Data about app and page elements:
____

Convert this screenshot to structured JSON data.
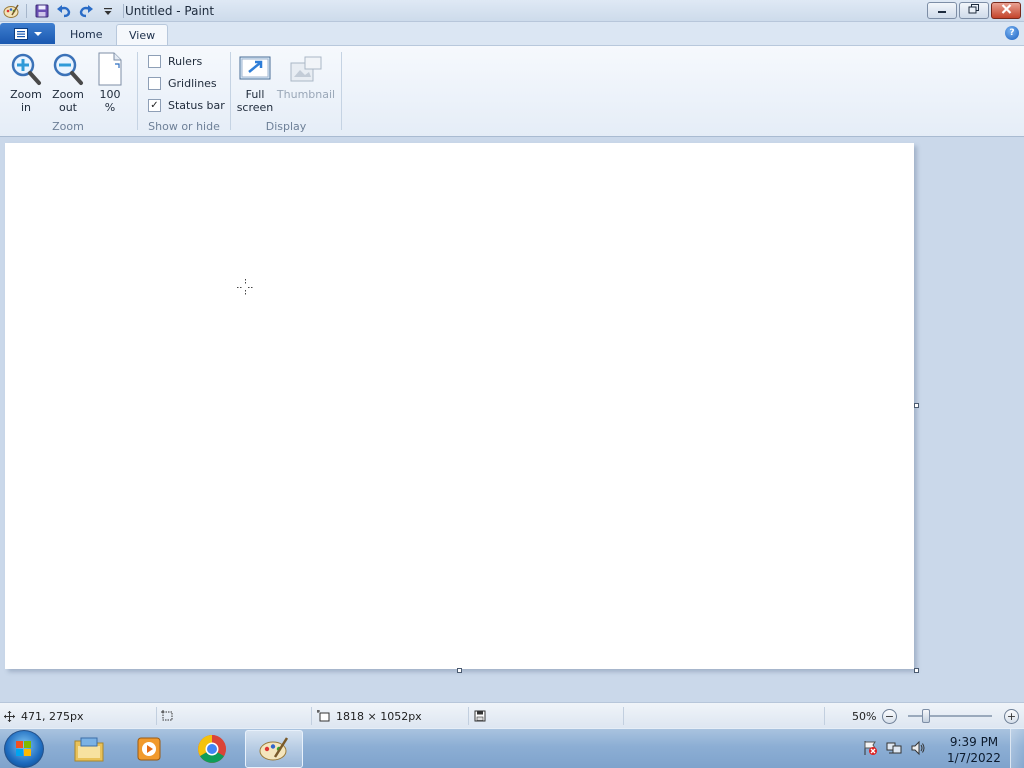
{
  "window": {
    "title": "Untitled - Paint",
    "controls": {
      "minimize": "minimize-icon",
      "restore": "restore-icon",
      "close": "close-icon"
    }
  },
  "quick_access": [
    "paint-app-icon",
    "save-icon",
    "undo-icon",
    "redo-icon",
    "customize-dropdown-icon"
  ],
  "tabs": [
    {
      "label": "Home",
      "active": false
    },
    {
      "label": "View",
      "active": true
    }
  ],
  "ribbon": {
    "zoom": {
      "label": "Zoom",
      "zoom_in": {
        "line1": "Zoom",
        "line2": "in"
      },
      "zoom_out": {
        "line1": "Zoom",
        "line2": "out"
      },
      "hundred": {
        "line1": "100",
        "line2": "%"
      }
    },
    "show_hide": {
      "label": "Show or hide",
      "items": [
        {
          "label": "Rulers",
          "checked": false
        },
        {
          "label": "Gridlines",
          "checked": false
        },
        {
          "label": "Status bar",
          "checked": true
        }
      ]
    },
    "display": {
      "label": "Display",
      "full_screen": {
        "line1": "Full",
        "line2": "screen"
      },
      "thumbnail": {
        "label": "Thumbnail",
        "enabled": false
      }
    }
  },
  "statusbar": {
    "cursor_position": "471, 275px",
    "canvas_size": "1818 × 1052px",
    "zoom_level": "50%",
    "zoom_fraction": 0.5
  },
  "taskbar": {
    "apps": [
      "windows-explorer-icon",
      "media-player-icon",
      "chrome-icon",
      "paint-icon"
    ],
    "tray_icons": [
      "action-center-flag-icon",
      "network-icon",
      "volume-icon"
    ],
    "time": "9:39 PM",
    "date": "1/7/2022"
  },
  "colors": {
    "file_tab": "#1a58b0",
    "workspace": "#cad8ea",
    "close_button": "#c3432a"
  }
}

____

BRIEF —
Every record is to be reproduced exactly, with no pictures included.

EXERCISE OUTPUT —
Convert this screenshot to structured JSON data.
{
  "window": {
    "title": "Untitled - Paint",
    "controls": {
      "minimize": "minimize-icon",
      "restore": "restore-icon",
      "close": "close-icon"
    }
  },
  "quick_access": [
    "paint-app-icon",
    "save-icon",
    "undo-icon",
    "redo-icon",
    "customize-dropdown-icon"
  ],
  "tabs": [
    {
      "label": "Home",
      "active": false
    },
    {
      "label": "View",
      "active": true
    }
  ],
  "ribbon": {
    "zoom": {
      "label": "Zoom",
      "zoom_in": {
        "line1": "Zoom",
        "line2": "in"
      },
      "zoom_out": {
        "line1": "Zoom",
        "line2": "out"
      },
      "hundred": {
        "line1": "100",
        "line2": "%"
      }
    },
    "show_hide": {
      "label": "Show or hide",
      "items": [
        {
          "label": "Rulers",
          "checked": false
        },
        {
          "label": "Gridlines",
          "checked": false
        },
        {
          "label": "Status bar",
          "checked": true
        }
      ]
    },
    "display": {
      "label": "Display",
      "full_screen": {
        "line1": "Full",
        "line2": "screen"
      },
      "thumbnail": {
        "label": "Thumbnail",
        "enabled": false
      }
    }
  },
  "statusbar": {
    "cursor_position": "471, 275px",
    "canvas_size": "1818 × 1052px",
    "zoom_level": "50%",
    "zoom_fraction": 0.5
  },
  "taskbar": {
    "apps": [
      "windows-explorer-icon",
      "media-player-icon",
      "chrome-icon",
      "paint-icon"
    ],
    "tray_icons": [
      "action-center-flag-icon",
      "network-icon",
      "volume-icon"
    ],
    "time": "9:39 PM",
    "date": "1/7/2022"
  },
  "colors": {
    "file_tab": "#1a58b0",
    "workspace": "#cad8ea",
    "close_button": "#c3432a"
  }
}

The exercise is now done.